[Stored dataset items]

+ + +

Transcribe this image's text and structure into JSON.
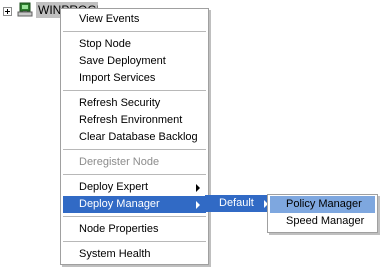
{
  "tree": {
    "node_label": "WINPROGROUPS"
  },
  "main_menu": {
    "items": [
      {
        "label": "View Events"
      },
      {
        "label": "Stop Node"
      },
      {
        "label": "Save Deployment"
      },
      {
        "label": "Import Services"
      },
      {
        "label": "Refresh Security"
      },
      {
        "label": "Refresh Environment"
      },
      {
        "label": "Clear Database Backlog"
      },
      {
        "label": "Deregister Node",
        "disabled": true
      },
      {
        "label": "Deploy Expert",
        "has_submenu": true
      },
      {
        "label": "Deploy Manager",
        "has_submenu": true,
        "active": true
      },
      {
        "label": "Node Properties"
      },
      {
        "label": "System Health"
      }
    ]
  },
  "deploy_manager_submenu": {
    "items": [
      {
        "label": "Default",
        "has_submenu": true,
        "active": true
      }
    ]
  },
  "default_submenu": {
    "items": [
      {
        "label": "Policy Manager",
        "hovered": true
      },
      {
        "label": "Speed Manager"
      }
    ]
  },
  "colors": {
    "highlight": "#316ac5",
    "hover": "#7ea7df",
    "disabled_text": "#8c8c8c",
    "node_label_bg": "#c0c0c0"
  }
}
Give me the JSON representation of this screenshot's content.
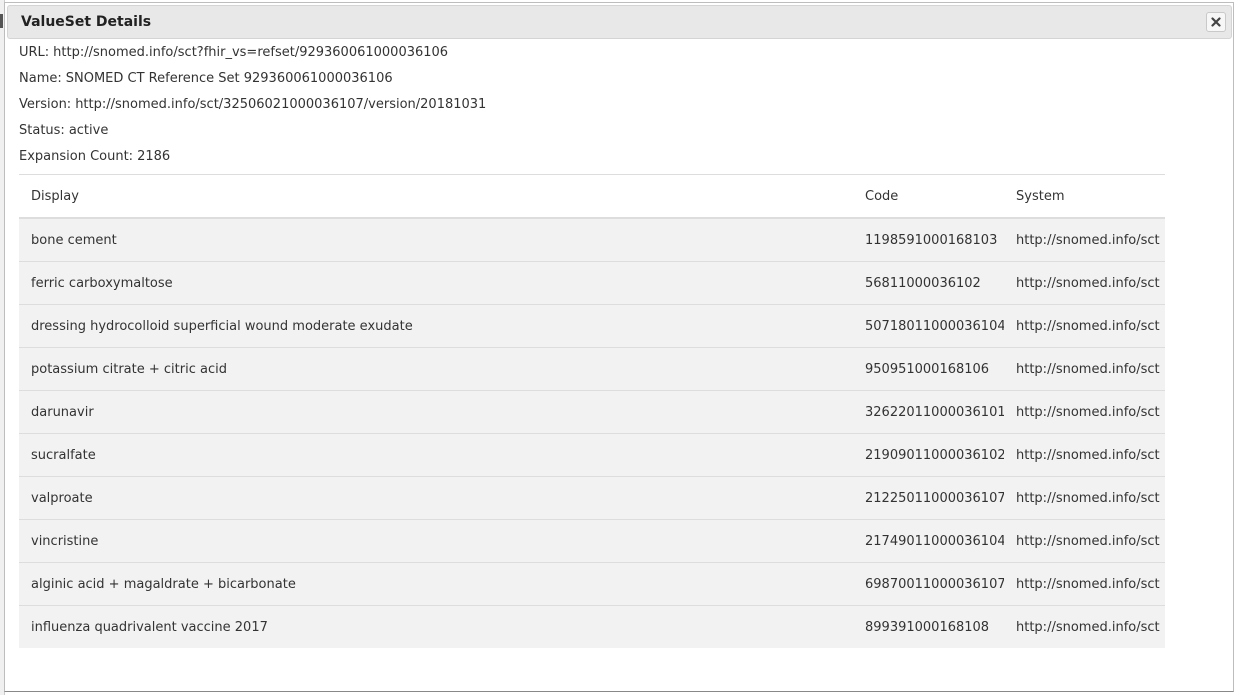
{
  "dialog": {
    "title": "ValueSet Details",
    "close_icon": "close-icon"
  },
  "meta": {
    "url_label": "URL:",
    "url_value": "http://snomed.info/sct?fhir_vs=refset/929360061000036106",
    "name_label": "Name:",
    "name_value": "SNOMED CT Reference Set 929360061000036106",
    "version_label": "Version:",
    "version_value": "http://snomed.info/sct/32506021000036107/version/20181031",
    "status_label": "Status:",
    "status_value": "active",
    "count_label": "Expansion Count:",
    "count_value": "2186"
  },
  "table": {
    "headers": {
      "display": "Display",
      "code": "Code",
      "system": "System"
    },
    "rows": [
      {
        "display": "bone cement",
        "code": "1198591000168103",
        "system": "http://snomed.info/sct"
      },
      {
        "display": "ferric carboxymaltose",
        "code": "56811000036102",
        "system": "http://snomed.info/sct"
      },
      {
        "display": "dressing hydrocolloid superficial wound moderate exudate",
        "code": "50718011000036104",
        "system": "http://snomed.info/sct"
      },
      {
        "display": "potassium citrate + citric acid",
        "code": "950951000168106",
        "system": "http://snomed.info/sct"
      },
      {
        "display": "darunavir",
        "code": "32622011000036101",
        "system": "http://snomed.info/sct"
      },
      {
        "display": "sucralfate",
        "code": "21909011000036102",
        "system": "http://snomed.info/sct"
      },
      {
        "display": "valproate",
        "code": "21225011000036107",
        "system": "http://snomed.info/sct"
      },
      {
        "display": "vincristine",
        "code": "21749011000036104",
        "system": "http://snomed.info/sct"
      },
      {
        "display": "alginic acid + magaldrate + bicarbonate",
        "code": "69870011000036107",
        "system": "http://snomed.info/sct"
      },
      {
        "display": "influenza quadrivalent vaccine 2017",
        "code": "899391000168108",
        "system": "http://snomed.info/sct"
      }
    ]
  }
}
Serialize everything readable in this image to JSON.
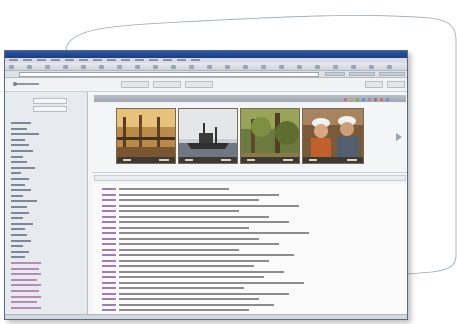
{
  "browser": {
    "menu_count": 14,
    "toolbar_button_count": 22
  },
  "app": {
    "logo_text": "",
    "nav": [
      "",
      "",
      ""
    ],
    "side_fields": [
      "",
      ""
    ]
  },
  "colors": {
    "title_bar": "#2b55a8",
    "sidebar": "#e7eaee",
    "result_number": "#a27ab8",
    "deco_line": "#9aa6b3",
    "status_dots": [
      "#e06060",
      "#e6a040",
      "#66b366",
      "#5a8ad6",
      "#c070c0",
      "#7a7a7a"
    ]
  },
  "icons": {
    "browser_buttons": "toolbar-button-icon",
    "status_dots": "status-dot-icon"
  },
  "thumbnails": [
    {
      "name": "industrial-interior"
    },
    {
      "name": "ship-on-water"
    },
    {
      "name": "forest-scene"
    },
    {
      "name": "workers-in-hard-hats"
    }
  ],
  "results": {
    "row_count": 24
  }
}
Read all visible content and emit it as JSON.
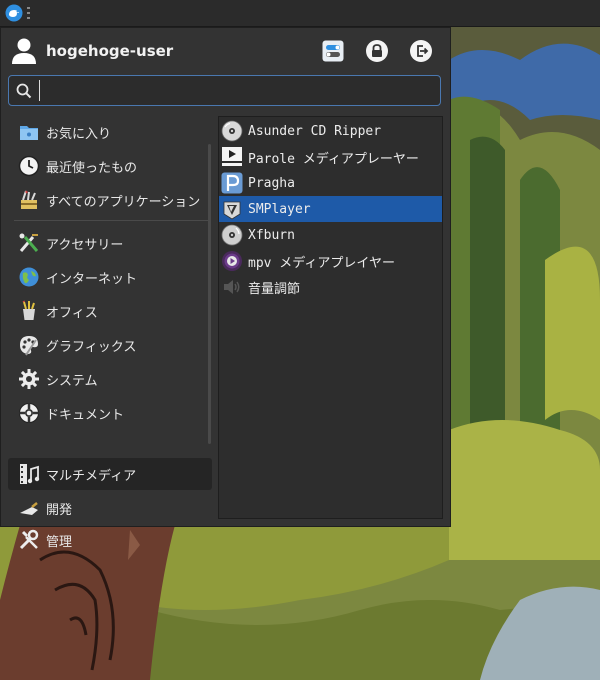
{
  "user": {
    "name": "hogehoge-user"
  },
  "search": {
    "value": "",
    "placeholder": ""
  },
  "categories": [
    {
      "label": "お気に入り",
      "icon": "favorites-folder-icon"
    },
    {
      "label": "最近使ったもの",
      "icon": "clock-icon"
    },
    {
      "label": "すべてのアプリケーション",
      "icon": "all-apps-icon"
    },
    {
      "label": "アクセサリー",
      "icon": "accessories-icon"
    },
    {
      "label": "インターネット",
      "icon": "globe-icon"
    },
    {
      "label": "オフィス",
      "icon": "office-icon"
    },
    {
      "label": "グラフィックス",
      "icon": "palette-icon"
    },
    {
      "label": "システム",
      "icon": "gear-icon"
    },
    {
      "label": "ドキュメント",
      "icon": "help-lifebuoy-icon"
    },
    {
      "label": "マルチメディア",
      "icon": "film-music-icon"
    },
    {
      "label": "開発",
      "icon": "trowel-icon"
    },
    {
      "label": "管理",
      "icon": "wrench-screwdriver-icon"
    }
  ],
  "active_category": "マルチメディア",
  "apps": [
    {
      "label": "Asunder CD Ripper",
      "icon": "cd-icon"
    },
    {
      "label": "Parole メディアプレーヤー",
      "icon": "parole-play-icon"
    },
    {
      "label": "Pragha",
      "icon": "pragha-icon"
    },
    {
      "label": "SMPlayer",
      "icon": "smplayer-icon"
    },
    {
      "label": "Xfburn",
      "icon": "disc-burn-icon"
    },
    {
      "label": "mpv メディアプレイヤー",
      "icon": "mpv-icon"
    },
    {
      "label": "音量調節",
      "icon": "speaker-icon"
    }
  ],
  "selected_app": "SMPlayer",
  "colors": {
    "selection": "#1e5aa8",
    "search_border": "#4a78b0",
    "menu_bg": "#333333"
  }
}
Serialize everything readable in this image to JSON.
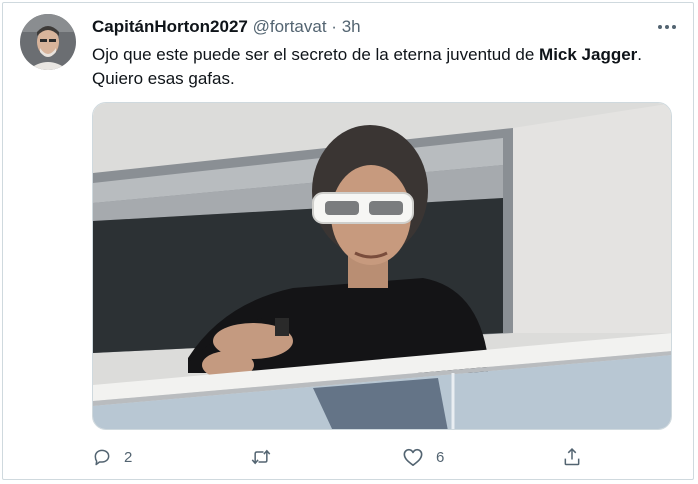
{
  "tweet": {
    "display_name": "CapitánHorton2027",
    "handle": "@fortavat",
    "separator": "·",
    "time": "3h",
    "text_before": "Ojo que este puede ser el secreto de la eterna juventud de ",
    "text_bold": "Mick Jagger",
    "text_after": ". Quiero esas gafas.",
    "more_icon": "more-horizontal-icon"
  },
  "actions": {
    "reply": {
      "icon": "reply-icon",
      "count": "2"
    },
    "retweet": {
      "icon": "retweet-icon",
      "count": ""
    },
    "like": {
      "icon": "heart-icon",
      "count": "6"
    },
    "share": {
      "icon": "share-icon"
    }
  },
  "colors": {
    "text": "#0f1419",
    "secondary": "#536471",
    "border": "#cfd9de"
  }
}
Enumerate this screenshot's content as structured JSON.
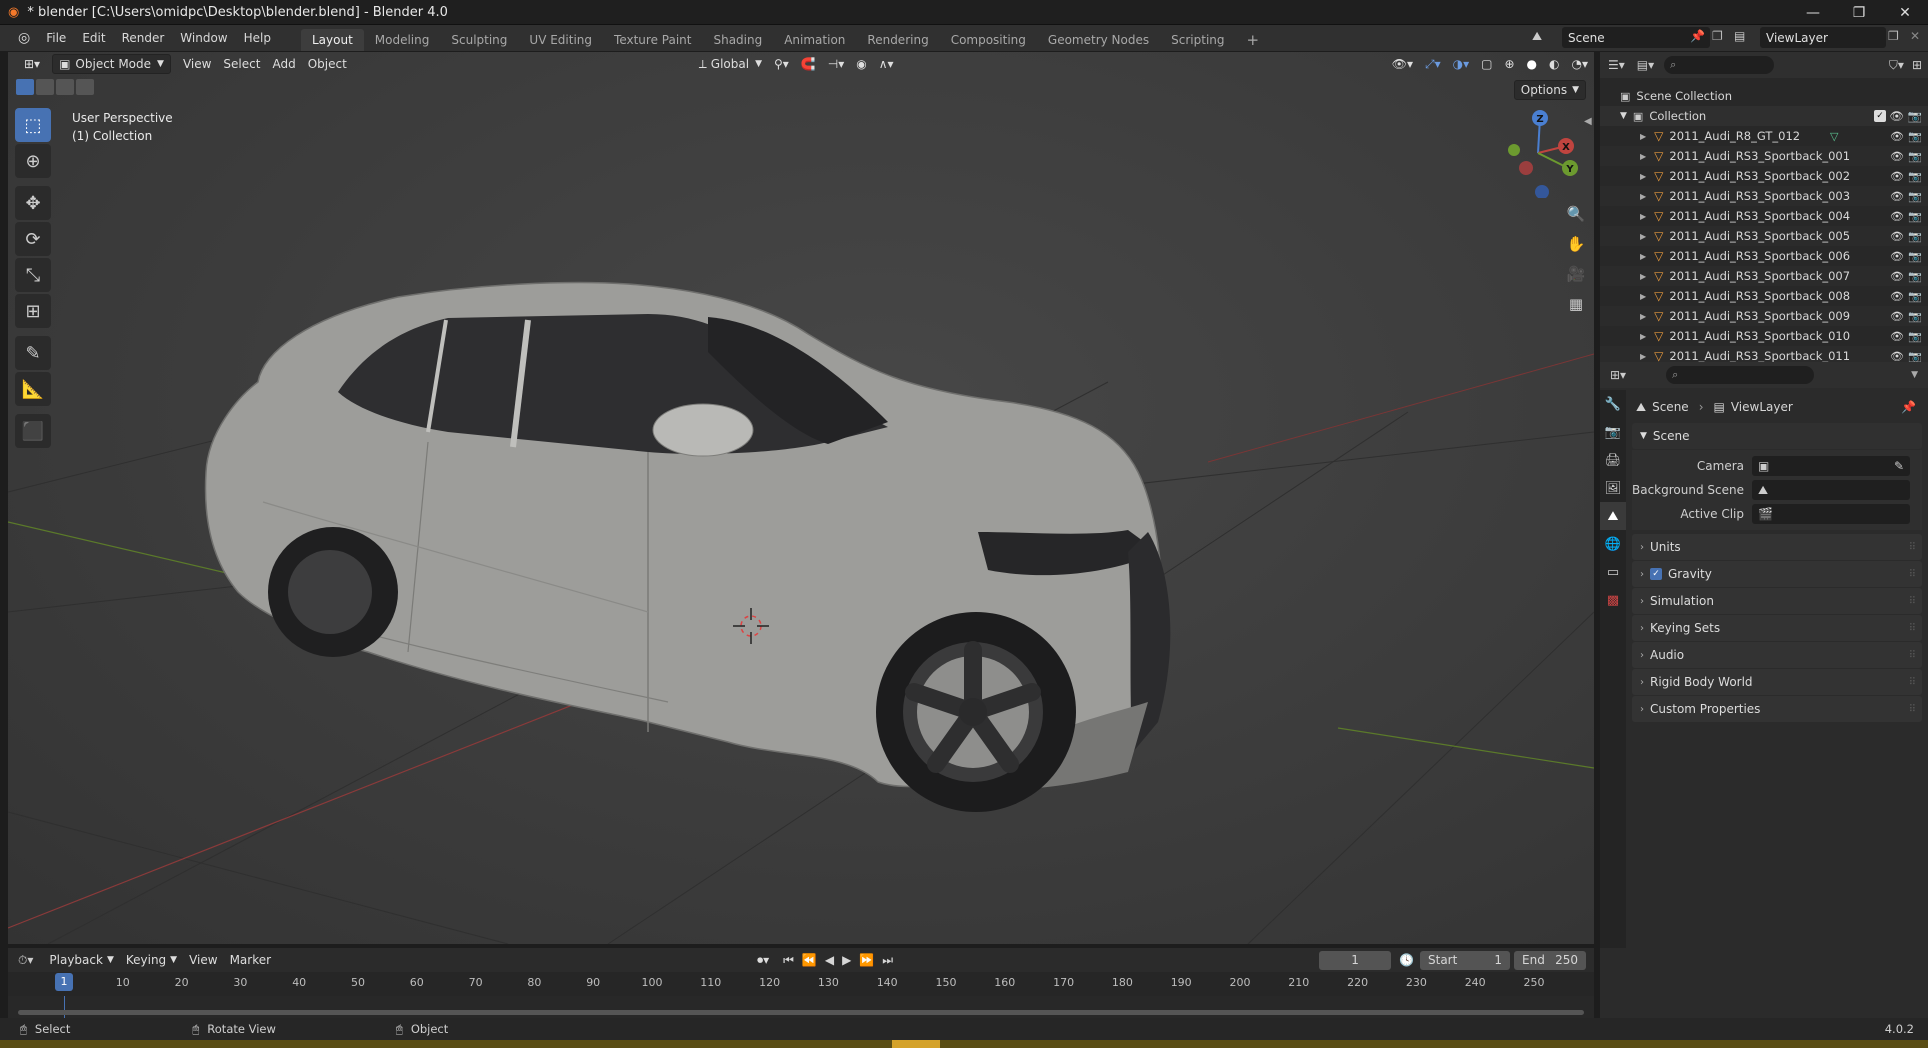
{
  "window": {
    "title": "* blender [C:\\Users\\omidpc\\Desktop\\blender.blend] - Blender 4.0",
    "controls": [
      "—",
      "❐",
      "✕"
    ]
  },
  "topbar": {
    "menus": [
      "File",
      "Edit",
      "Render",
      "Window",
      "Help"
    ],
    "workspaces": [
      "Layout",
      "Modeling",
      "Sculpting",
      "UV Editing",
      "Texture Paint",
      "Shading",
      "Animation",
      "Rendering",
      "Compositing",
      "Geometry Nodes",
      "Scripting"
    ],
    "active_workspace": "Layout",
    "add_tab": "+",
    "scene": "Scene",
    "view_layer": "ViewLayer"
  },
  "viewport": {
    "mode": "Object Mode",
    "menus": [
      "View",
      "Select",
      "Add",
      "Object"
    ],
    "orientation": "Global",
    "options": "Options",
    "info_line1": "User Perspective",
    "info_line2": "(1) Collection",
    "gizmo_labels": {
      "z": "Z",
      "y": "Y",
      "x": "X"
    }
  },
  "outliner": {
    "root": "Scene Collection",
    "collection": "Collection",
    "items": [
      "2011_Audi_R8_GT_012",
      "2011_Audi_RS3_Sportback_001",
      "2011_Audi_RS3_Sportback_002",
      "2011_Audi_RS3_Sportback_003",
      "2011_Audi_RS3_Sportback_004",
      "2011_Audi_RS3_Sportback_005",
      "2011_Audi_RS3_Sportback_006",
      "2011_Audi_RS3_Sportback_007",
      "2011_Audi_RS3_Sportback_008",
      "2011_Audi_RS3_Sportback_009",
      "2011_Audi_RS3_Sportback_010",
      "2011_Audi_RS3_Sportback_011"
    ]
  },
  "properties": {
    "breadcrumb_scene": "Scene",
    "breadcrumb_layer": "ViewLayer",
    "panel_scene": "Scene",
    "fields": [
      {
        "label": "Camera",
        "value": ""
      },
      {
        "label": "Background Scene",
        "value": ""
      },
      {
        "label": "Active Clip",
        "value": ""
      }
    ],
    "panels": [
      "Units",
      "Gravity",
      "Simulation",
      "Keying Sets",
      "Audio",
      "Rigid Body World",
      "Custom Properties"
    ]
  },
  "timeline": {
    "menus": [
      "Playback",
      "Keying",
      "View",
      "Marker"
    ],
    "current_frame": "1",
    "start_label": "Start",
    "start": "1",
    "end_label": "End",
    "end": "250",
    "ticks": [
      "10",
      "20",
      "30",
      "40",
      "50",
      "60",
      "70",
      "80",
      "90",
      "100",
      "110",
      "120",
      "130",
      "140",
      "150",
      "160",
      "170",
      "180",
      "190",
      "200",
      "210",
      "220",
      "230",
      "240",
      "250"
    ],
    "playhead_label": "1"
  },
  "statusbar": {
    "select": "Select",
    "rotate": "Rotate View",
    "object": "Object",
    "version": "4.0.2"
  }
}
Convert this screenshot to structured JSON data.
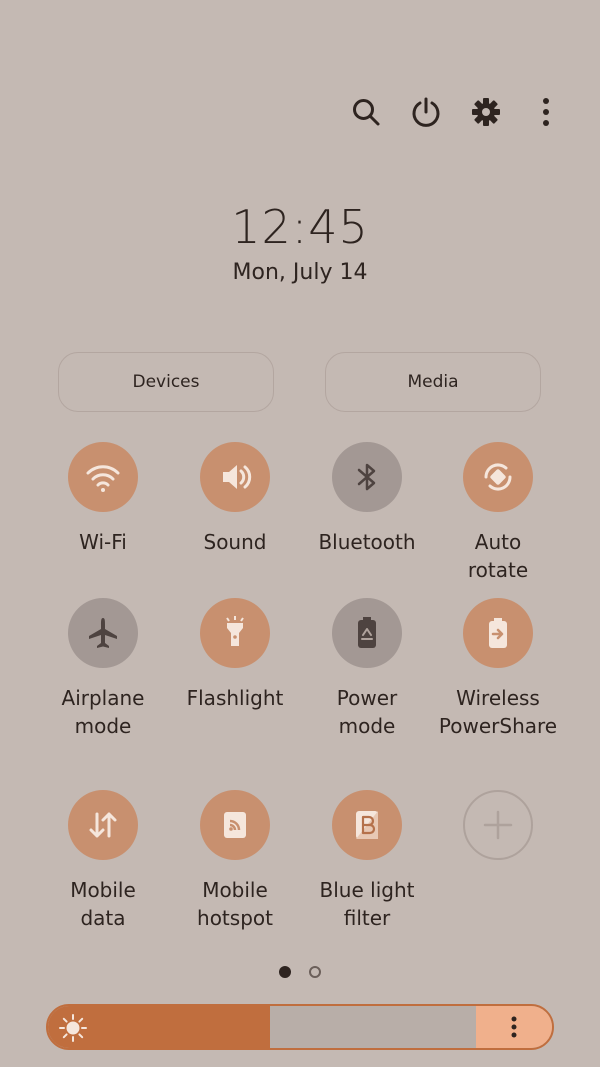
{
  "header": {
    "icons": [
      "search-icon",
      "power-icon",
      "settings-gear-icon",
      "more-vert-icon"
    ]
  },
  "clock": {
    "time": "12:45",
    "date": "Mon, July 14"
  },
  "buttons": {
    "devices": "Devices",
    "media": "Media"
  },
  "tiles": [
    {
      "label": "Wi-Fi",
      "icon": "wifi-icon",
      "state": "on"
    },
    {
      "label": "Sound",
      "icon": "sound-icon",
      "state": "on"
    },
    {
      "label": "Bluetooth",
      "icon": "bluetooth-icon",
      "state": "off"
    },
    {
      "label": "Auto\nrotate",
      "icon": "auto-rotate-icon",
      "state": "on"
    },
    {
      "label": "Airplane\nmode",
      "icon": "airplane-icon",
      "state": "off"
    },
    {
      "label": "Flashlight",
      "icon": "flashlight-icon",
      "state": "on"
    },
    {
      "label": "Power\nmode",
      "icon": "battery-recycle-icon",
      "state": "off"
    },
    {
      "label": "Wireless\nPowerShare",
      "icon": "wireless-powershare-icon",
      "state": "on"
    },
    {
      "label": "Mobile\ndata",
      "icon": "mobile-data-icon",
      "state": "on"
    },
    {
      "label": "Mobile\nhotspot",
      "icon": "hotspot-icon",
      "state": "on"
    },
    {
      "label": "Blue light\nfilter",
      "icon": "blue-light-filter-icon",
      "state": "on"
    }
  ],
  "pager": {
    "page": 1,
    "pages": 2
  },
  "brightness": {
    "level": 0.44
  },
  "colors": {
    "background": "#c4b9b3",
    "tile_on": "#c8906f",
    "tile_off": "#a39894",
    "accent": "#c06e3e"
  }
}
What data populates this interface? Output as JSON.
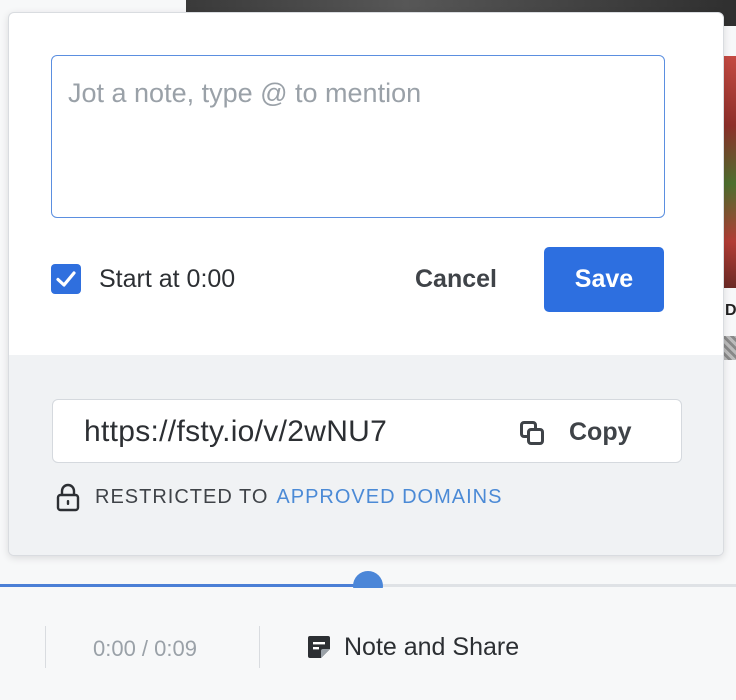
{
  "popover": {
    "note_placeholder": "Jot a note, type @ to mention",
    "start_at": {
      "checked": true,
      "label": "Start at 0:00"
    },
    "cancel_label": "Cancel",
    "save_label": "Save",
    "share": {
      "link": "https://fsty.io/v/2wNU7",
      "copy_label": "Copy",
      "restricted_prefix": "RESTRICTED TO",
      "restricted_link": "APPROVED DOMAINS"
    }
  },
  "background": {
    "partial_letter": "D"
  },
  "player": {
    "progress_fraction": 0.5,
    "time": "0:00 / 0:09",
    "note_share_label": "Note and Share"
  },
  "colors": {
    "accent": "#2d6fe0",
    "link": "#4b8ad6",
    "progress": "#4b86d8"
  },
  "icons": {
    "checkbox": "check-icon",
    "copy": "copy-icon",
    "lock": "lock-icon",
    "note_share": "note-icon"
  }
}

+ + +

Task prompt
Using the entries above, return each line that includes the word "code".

Result of the task
      "code": "Code",
        "code": "1198591000168103",
        "code": "56811000036102",
        "code": "50718011000036104",
        "code": "950951000168106",
        "code": "32622011000036101",
        "code": "21909011000036102",
        "code": "21225011000036107",
        "code": "21749011000036104",
        "code": "69870011000036107",
        "code": "899391000168108",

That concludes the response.